ABOUT THIS TASK → From the listing that follows, output everything exactly except the pictures.

INPUT FOR THIS TASK →

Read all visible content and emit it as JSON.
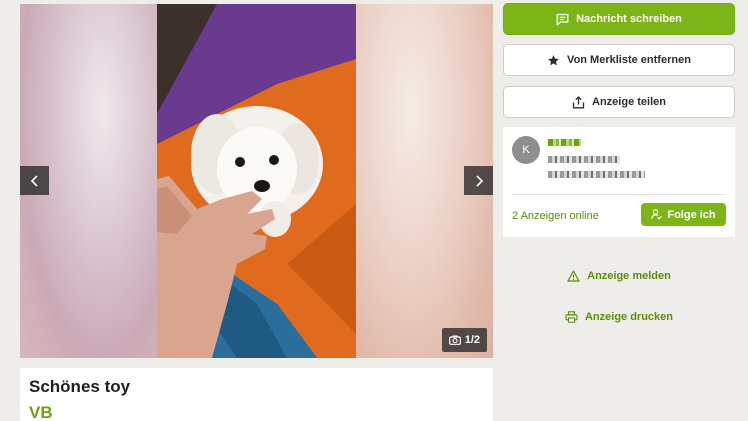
{
  "gallery": {
    "counter": "1/2",
    "prev_icon": "chevron-left-icon",
    "next_icon": "chevron-right-icon",
    "camera_icon": "camera-icon"
  },
  "listing": {
    "title": "Schönes toy",
    "price": "VB"
  },
  "actions": {
    "message_label": "Nachricht schreiben",
    "watchlist_label": "Von Merkliste entfernen",
    "share_label": "Anzeige teilen"
  },
  "seller": {
    "avatar_initial": "K",
    "ads_online": "2 Anzeigen online",
    "follow_label": "Folge ich"
  },
  "links": {
    "report_label": "Anzeige melden",
    "print_label": "Anzeige drucken"
  },
  "colors": {
    "accent": "#7cb518",
    "link": "#5a8d0c"
  }
}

EXERCISE OUTPUT →
Read all visible content and emit it as JSON.
{
  "gallery": {
    "counter": "1/2",
    "prev_icon": "chevron-left-icon",
    "next_icon": "chevron-right-icon",
    "camera_icon": "camera-icon"
  },
  "listing": {
    "title": "Schönes toy",
    "price": "VB"
  },
  "actions": {
    "message_label": "Nachricht schreiben",
    "watchlist_label": "Von Merkliste entfernen",
    "share_label": "Anzeige teilen"
  },
  "seller": {
    "avatar_initial": "K",
    "ads_online": "2 Anzeigen online",
    "follow_label": "Folge ich"
  },
  "links": {
    "report_label": "Anzeige melden",
    "print_label": "Anzeige drucken"
  },
  "colors": {
    "accent": "#7cb518",
    "link": "#5a8d0c"
  }
}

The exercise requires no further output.